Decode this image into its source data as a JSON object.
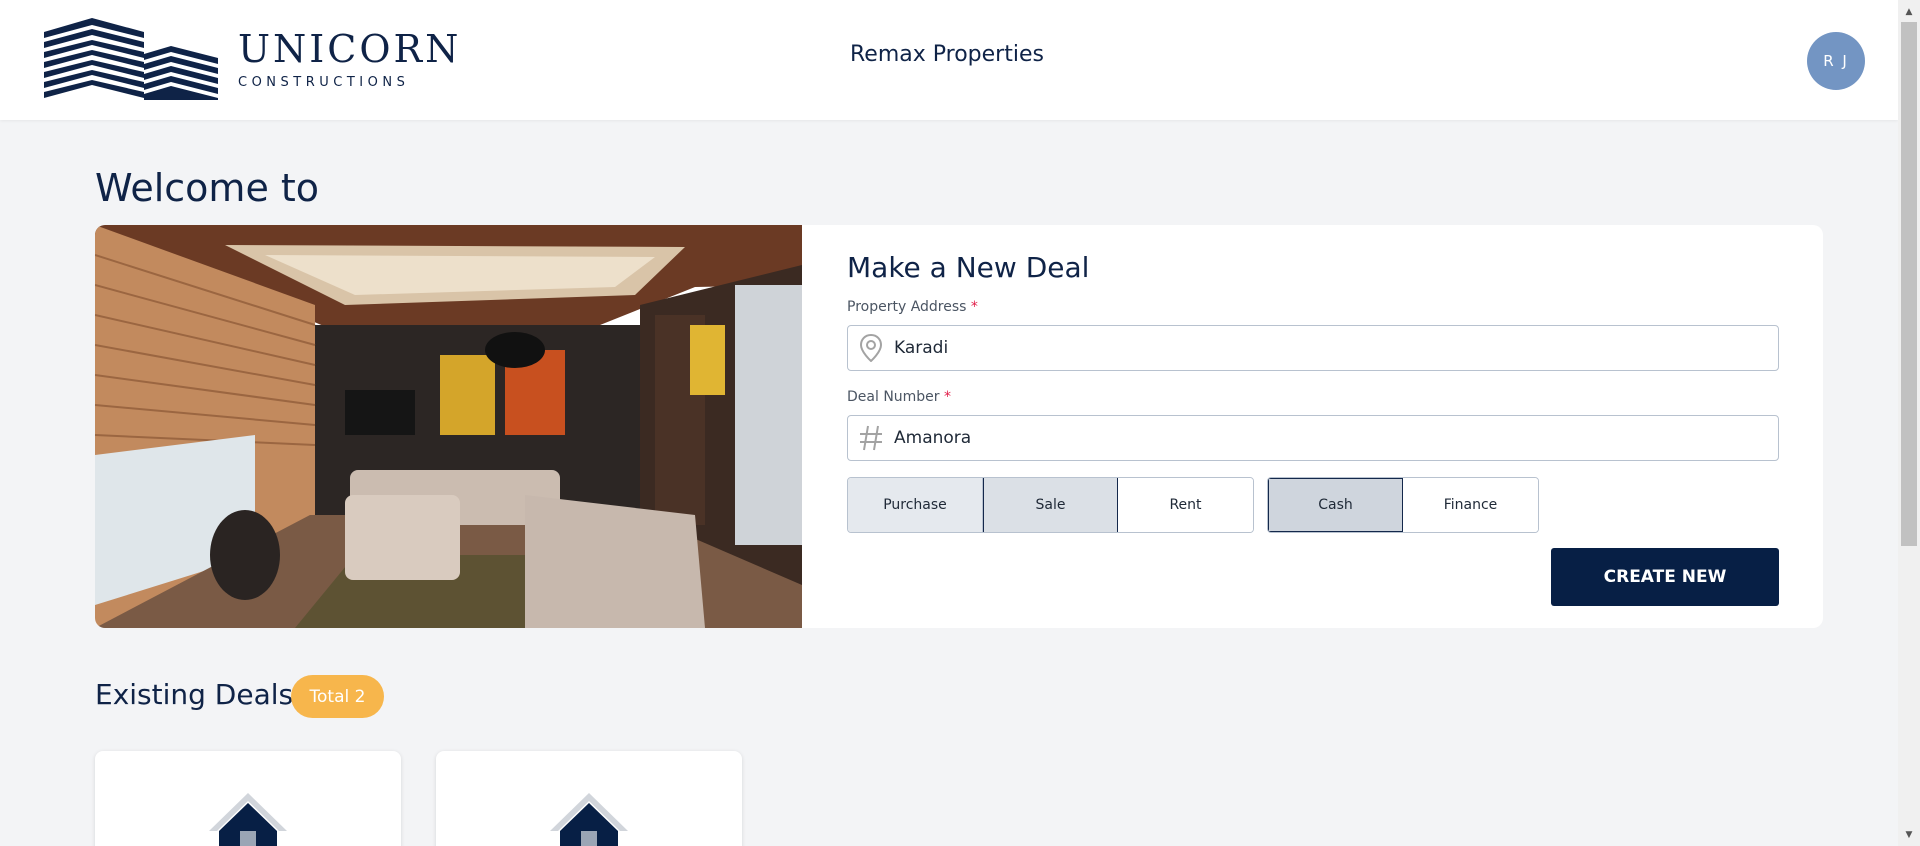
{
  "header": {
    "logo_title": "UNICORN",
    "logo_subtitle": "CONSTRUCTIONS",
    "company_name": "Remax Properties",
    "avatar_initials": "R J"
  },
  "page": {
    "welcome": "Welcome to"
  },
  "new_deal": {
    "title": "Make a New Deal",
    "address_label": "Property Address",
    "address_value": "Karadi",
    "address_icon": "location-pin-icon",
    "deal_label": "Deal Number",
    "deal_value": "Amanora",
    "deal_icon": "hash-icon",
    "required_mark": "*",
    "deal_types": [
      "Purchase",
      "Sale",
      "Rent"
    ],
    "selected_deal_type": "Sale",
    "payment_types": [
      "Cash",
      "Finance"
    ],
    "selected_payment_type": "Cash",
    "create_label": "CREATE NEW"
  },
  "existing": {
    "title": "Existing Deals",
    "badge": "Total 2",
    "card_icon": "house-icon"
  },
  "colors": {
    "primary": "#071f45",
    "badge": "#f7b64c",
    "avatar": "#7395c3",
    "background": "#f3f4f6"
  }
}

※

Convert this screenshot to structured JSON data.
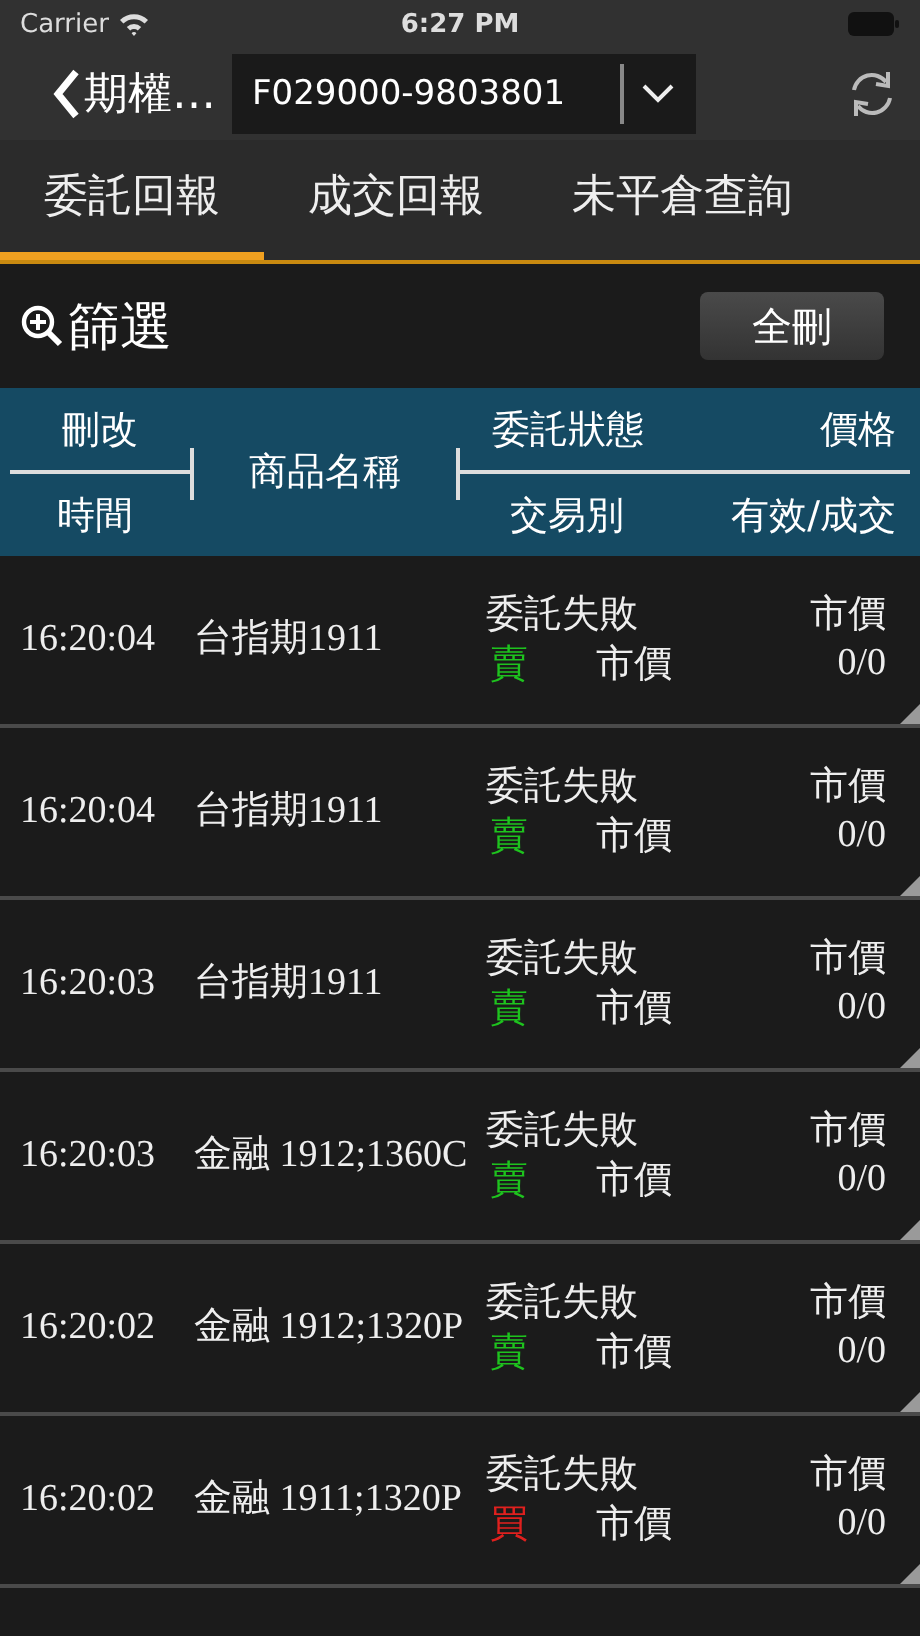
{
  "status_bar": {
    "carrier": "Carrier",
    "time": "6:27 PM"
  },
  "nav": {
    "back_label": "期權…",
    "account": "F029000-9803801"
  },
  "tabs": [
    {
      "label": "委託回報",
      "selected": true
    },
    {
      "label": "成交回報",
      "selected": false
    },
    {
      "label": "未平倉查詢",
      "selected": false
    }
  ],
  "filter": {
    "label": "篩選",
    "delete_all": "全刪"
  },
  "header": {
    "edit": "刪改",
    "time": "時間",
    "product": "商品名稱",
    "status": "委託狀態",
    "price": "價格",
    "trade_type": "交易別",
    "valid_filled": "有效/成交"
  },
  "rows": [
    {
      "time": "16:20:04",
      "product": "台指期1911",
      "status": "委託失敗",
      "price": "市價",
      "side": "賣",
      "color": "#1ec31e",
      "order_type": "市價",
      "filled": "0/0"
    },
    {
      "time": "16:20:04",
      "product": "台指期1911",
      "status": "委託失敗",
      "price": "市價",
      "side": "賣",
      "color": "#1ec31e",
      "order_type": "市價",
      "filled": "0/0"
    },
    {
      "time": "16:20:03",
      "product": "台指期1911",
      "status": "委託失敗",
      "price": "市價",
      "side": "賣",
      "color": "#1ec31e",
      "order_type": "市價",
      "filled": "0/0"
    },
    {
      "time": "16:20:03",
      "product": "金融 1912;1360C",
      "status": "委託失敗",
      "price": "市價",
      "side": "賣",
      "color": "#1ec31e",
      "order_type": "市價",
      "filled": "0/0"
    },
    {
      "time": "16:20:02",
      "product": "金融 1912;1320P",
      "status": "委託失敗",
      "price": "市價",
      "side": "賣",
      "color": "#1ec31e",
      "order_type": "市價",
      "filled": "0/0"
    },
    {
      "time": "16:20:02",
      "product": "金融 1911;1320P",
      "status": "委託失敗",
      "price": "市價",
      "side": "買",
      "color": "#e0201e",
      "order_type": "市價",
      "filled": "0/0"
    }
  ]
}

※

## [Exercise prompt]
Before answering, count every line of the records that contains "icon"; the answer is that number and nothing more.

## [Answer for this exercise]
3